__Exercise requirements__. Gather the lines below that include the string "dropdown", copying each in full.

__Record extracts__.
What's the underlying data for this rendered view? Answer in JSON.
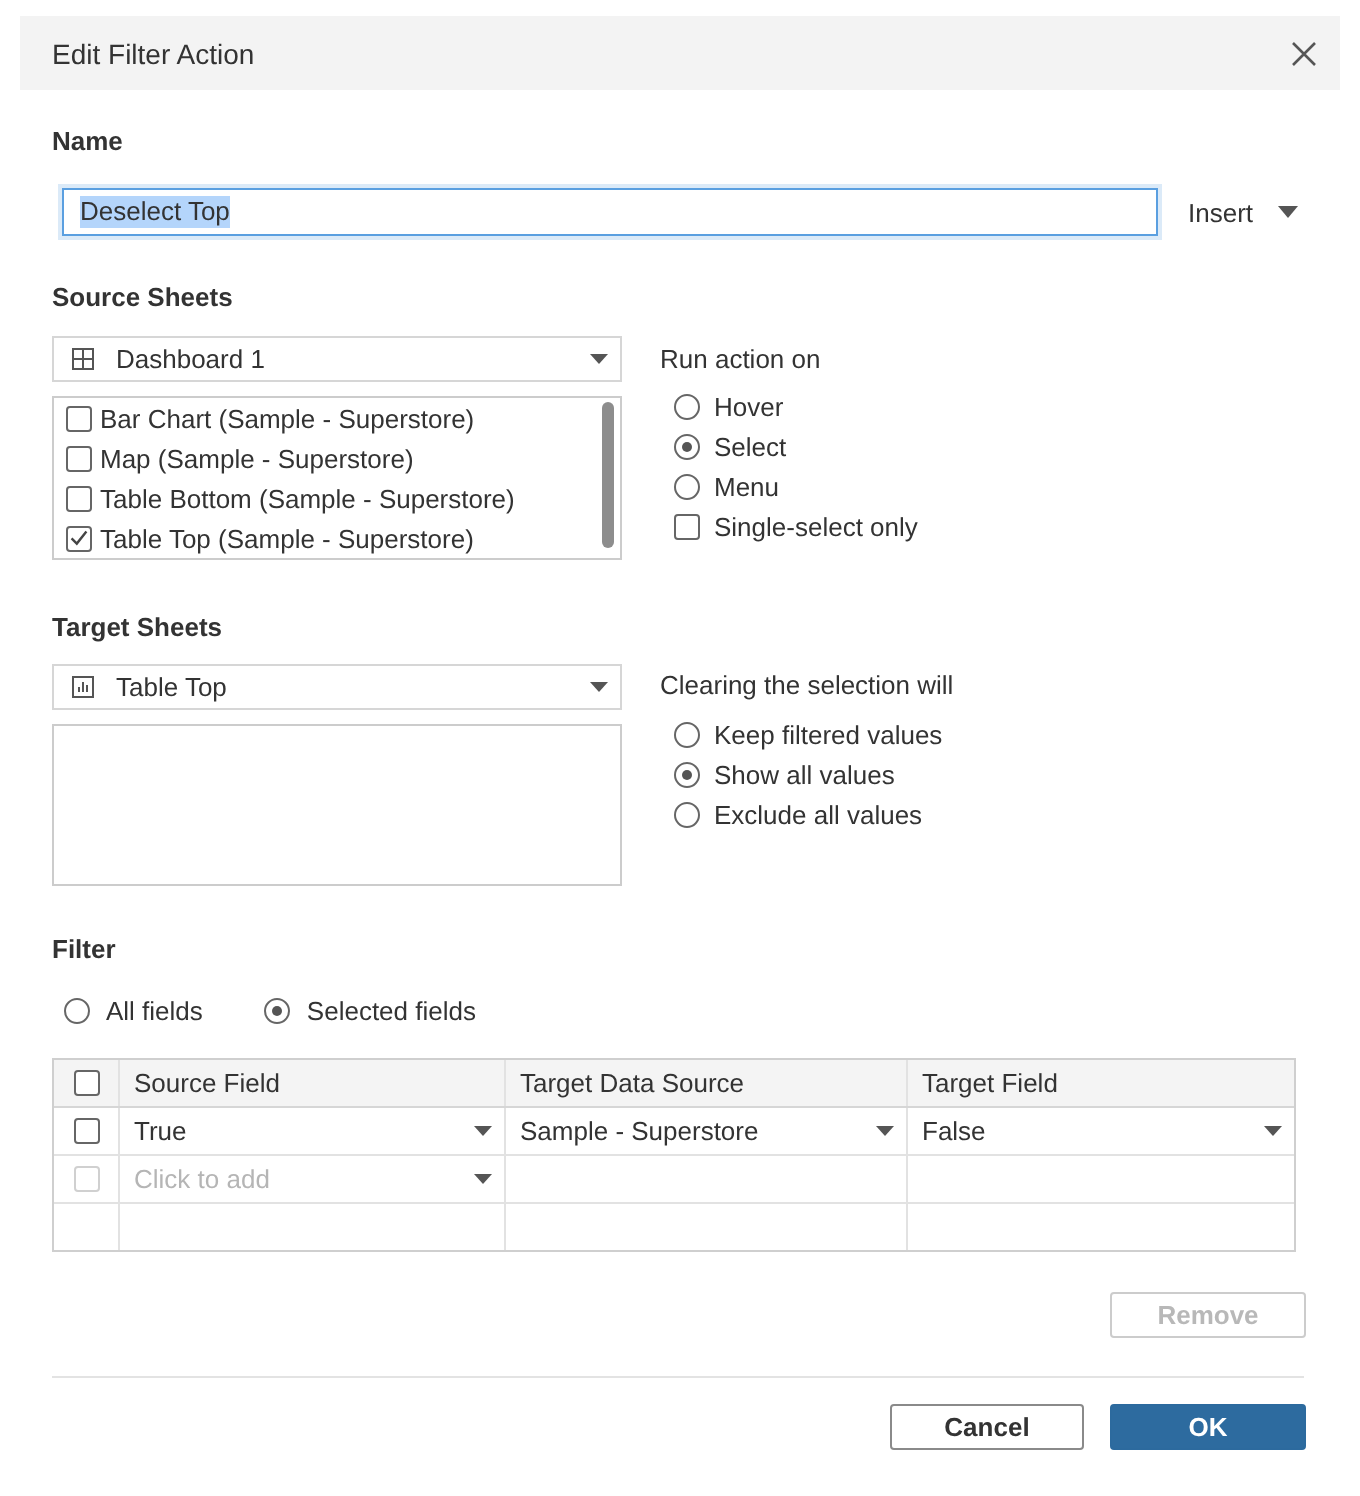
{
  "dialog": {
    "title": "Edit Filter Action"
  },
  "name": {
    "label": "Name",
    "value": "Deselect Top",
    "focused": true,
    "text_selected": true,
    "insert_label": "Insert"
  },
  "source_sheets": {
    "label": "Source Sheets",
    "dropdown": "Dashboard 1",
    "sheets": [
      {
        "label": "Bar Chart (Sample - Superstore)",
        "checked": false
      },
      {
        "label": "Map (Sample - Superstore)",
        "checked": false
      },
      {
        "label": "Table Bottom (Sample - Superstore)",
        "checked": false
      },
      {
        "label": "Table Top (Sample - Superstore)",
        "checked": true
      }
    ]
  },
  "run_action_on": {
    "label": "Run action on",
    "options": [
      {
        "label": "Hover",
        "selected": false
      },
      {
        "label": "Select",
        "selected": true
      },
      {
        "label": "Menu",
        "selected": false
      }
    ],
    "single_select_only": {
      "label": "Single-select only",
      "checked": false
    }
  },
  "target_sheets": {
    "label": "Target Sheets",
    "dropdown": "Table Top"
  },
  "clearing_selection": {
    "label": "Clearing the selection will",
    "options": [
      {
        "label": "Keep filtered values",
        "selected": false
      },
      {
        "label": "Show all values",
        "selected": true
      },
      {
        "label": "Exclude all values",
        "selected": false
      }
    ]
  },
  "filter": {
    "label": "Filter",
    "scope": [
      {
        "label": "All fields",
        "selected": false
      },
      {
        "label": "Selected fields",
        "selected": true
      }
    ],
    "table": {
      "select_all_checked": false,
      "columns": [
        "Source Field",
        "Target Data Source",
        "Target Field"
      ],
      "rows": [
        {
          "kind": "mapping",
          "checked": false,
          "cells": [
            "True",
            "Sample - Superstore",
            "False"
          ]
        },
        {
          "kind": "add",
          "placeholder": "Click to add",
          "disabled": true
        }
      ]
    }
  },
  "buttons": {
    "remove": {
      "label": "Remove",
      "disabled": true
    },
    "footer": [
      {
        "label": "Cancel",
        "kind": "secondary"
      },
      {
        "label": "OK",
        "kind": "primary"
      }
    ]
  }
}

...

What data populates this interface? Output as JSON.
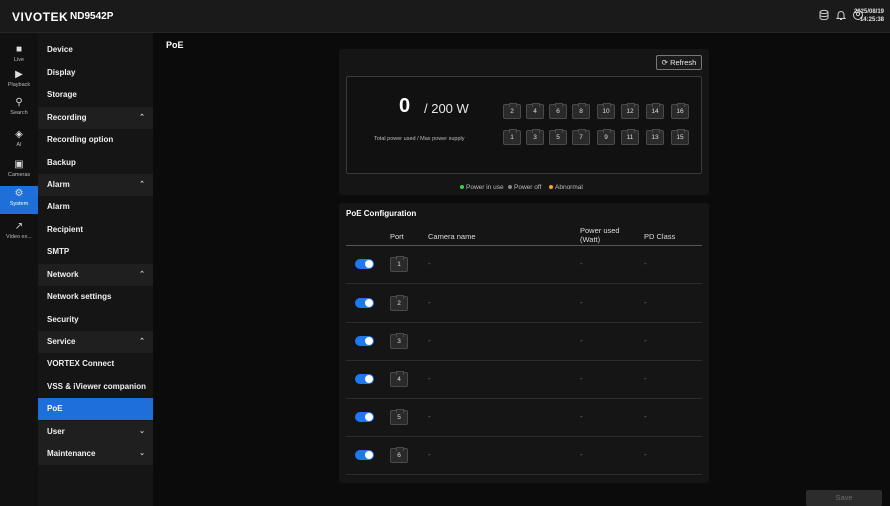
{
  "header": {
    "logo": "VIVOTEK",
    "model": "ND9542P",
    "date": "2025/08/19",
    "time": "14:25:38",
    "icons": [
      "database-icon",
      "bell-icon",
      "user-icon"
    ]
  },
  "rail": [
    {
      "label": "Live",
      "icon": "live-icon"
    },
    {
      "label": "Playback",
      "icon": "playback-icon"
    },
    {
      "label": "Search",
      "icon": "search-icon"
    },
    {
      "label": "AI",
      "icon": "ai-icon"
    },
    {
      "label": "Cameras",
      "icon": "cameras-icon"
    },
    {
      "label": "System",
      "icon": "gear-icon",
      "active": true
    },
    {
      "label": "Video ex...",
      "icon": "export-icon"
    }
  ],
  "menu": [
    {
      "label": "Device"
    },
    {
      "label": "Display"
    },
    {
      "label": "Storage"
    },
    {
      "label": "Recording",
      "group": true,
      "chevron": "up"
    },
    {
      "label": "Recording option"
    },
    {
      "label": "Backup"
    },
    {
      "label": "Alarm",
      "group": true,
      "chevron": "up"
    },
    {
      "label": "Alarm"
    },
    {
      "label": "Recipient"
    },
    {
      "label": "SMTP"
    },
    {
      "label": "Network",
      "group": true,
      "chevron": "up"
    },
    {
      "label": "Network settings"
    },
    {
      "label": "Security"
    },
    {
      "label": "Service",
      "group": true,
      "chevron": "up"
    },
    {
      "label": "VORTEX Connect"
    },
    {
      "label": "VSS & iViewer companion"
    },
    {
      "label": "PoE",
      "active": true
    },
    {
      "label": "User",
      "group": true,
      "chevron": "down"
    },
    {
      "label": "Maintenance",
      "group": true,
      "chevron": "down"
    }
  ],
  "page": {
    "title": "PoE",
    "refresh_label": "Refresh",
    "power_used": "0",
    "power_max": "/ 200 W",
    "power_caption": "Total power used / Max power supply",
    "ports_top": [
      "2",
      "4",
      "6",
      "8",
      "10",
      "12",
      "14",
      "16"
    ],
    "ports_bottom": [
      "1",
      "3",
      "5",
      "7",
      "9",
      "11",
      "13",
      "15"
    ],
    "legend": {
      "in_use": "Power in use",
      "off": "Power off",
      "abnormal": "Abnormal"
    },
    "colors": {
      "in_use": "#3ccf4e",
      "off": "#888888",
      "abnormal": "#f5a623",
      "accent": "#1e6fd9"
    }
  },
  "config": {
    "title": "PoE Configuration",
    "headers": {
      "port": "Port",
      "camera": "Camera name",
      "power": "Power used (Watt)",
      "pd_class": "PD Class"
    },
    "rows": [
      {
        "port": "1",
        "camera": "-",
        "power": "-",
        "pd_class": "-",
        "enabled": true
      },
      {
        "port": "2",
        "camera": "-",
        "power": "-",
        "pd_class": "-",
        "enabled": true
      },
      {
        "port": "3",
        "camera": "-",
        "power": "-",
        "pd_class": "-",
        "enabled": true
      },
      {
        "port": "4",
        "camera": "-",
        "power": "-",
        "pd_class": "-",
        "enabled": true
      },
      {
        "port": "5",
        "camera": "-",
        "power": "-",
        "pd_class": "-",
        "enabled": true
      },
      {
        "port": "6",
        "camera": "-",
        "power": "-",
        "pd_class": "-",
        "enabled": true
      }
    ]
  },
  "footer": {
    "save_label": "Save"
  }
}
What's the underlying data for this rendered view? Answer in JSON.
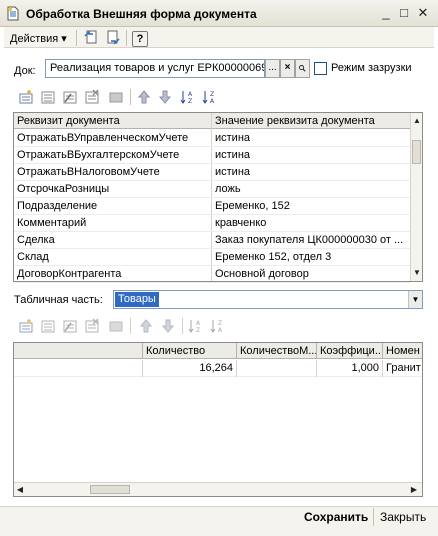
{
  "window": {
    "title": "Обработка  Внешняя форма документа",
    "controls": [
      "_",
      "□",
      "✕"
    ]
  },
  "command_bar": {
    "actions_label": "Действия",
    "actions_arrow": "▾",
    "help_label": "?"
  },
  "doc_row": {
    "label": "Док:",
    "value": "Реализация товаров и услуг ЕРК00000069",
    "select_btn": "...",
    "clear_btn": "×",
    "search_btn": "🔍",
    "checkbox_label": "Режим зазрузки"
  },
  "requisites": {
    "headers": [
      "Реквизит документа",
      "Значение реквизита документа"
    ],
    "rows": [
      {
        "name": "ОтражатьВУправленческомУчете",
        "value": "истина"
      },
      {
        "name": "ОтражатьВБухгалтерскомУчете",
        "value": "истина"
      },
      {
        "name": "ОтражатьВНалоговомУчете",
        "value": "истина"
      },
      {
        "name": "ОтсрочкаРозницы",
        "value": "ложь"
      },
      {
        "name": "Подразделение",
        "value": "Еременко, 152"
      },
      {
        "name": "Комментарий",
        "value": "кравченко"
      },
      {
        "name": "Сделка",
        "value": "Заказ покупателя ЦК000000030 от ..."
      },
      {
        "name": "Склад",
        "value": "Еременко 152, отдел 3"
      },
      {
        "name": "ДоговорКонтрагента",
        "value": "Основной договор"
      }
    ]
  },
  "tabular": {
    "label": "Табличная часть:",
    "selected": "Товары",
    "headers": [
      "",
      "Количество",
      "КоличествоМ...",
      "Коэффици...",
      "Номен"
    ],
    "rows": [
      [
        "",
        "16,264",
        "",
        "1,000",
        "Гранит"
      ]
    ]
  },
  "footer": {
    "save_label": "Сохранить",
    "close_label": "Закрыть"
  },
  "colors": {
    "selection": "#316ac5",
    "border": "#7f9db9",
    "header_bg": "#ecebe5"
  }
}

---

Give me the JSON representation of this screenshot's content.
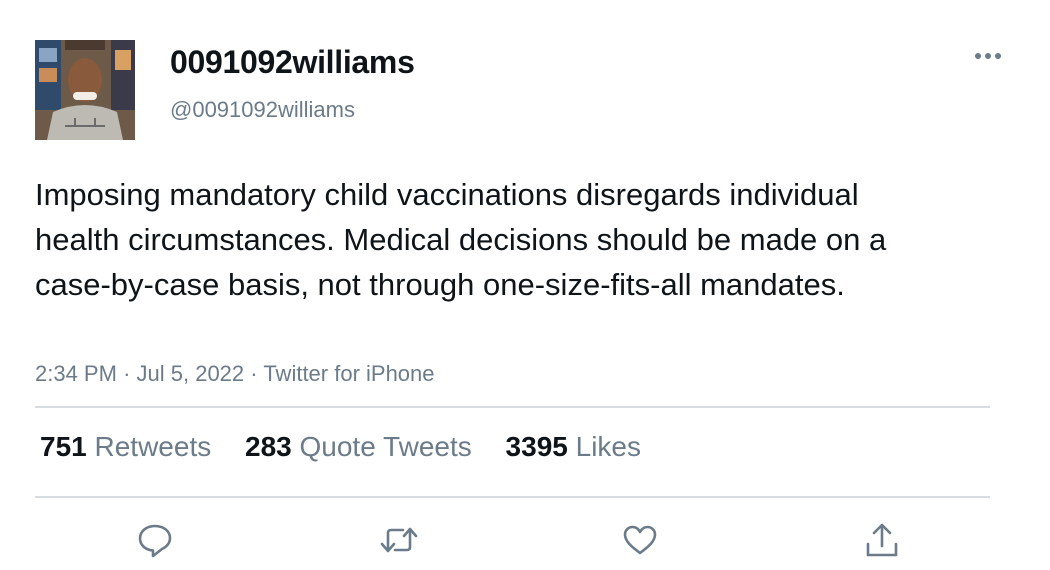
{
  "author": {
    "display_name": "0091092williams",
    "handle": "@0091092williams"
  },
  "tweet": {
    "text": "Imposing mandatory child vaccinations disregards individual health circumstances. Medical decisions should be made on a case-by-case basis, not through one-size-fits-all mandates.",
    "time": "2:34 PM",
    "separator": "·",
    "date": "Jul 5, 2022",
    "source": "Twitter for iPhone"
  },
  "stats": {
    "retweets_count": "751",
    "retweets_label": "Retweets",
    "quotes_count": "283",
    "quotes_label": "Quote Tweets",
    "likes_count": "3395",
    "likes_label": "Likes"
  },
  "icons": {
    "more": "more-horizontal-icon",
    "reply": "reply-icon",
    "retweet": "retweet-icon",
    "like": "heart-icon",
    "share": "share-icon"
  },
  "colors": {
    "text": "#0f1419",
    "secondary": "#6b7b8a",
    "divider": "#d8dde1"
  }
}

__Result of this task__.
    "dropdown": "Dashboard 1",
    "dropdown": "Table Top"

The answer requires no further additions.